Please make sure to notify your agent in advance before departing for Mexico as a special insurance policy issued by a Mexican Insurance Company will be required upon landing.  You do not want to land in Mexico without this Mexican insurance policy, it could ruin your travel plans! Arrangements for a Mexican insurance policy can be made through AirSouth.

Question: What is an Agent of Record letter or Broker of Record letter?

Answer: Aviation companies are dependent upon agents to produce business for their review and evaluation. Usually, aviation insurance companies accept business on a first come-first served basis; meaning the agent to submit your application for insurance to a specified insurance company has the rights to that particular insurance company for a quotation for coverage. The first agent to submit to anyone particular company is known as the agent of record to the insurance company in question. If the customer decides that he wishes to change agents then he can designate an agent with whom to do business. By signing a agent of record letter the purchaser of insurance will authorize a different agent to represent him to the insurance company. It is important to recognize that signing an agent of record letter actually terminates the current or existing agent which represents you in the market place among insurance companies.  The letter also disengages the current or existing agent and does not allow that agent to negotiate or act on your behalf after the letter activates a new relationship with the new agent or broker.  Signing an agent or record letter it is not much different than an actor hiring an agent.  From the time of hiring the agent takes care of all negotiations and details with the parties in question.

Question: Is the pilot of an aircraft covered by the company covering the aircraft that he or she is flying?

Answer:  If the pilot is approved by the insurance company to fly the aircraft in question then any resulting damage (bodily injury and or property damage) the pilot might cause will be covered by the company, subject to the terms, conditions and any exclusions in the insurance policy.  The damages that are typical are bodily injury and physical damage to the aircraft and property the aircraft may damage. If the pilot does not have a financial interest in the aircraft then it is possible that the insurance company may seek reimbursement from he or she for the damage caused.  It is possible to navigate around this issue, call Don or Gerald at AirSouth for details.

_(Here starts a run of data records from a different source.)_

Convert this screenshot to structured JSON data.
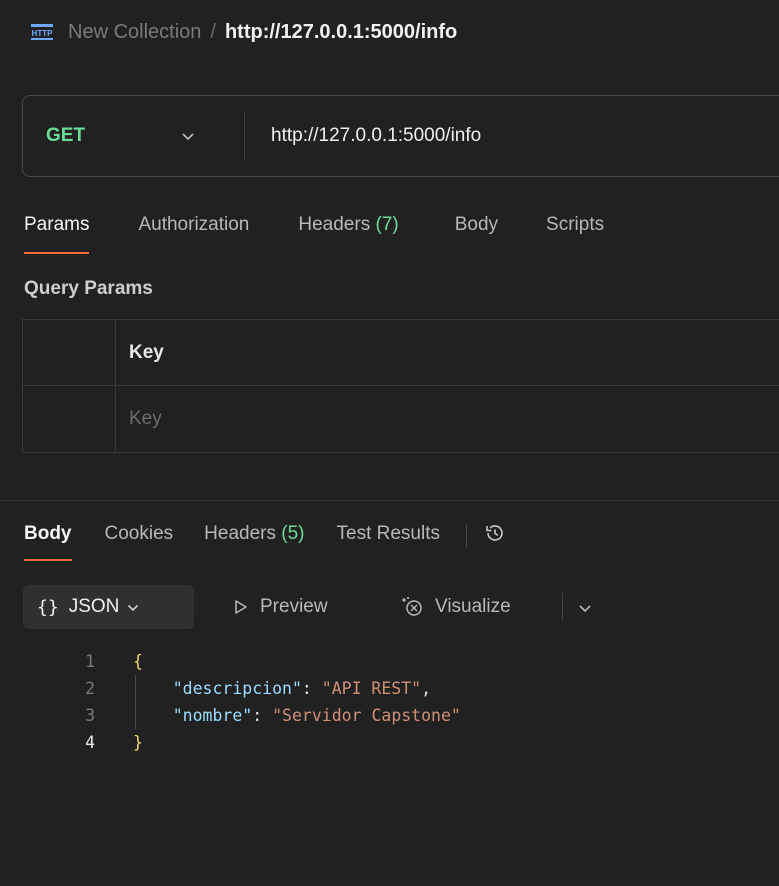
{
  "breadcrumb": {
    "icon": "http-request-icon",
    "collection": "New Collection",
    "separator": "/",
    "request": "http://127.0.0.1:5000/info"
  },
  "request": {
    "method": "GET",
    "url": "http://127.0.0.1:5000/info"
  },
  "request_tabs": [
    {
      "label": "Params",
      "count": ""
    },
    {
      "label": "Authorization",
      "count": ""
    },
    {
      "label": "Headers",
      "count": "(7)"
    },
    {
      "label": "Body",
      "count": ""
    },
    {
      "label": "Scripts",
      "count": ""
    }
  ],
  "query_params": {
    "title": "Query Params",
    "header_key": "Key",
    "key_placeholder": "Key"
  },
  "response_tabs": [
    {
      "label": "Body",
      "count": ""
    },
    {
      "label": "Cookies",
      "count": ""
    },
    {
      "label": "Headers",
      "count": "(5)"
    },
    {
      "label": "Test Results",
      "count": ""
    }
  ],
  "response_toolbar": {
    "format_braces": "{}",
    "format": "JSON",
    "preview": "Preview",
    "visualize": "Visualize"
  },
  "response_body": {
    "line_numbers": [
      "1",
      "2",
      "3",
      "4"
    ],
    "open_brace": "{",
    "close_brace": "}",
    "fields": [
      {
        "key": "\"descripcion\"",
        "value": "\"API REST\"",
        "trail": ","
      },
      {
        "key": "\"nombre\"",
        "value": "\"Servidor Capstone\"",
        "trail": ""
      }
    ]
  },
  "colors": {
    "accent": "#ff6c37",
    "method_get": "#6bdd9a",
    "json_key": "#9cdcfe",
    "json_string": "#ce9178"
  }
}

Question: How many hours as an agricultural pilot are needed before I can be considered for a position as an agricultural pilot?

Answer:  This is dictated by two different parties.  Most insurance companies require that all ag pilots have a minimum of 500 hours of crop spraying time.  Most operators also require that all entry-level pilots have a minimum of 500 hours because the insurance companies require this amount of time before they will cover the aircraft and any resulting damage from the aircraft.

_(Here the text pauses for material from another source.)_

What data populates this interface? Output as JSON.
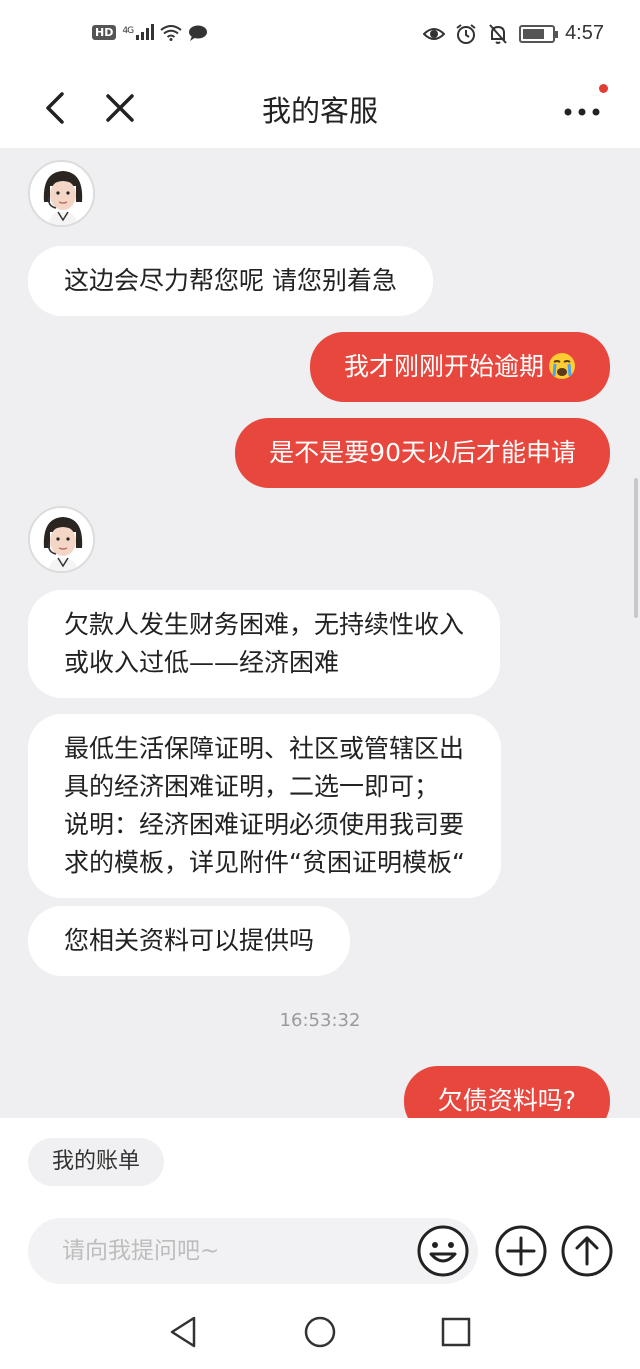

Question: What is breach of warranty?

Answer:  A breach of warranty is the breaching or a warranty contract, or in the insurance world meaning an insurance contract.  This is purely a legal term that is applied in a slightly different fashion in the aviation insurance world.  A breach of warranty in the aviation insurance world means that you have performed some act that actually voids the insurance contract.  Despite the fact that you have voided the contract, if a bank holds a lien on your aircraft, and if during the act of voiding the contract the aircraft is damaged or is a total loss the insurance company will pay off the lien amount to the bank.  That is a complex way of saying a breach of warranty is solely for the benefit and protection of a bank that has a lien on your aircraft.

Question: Does my insurance policy for my agricultural aircraft cover the person or farm for which I am spraying?

Answer:  The insurance coverage that has been designed over years with specific intent for a reason.  Most policies are not designed to cover the farm for which I am spraying.  The policy is to cover adjacent fields that are not meant to be sprayed with chemicals.  So, if you accidentally overspray chemicals on the next field and damage crops the policy will respond to damages as a result of the over-spray of chemicals.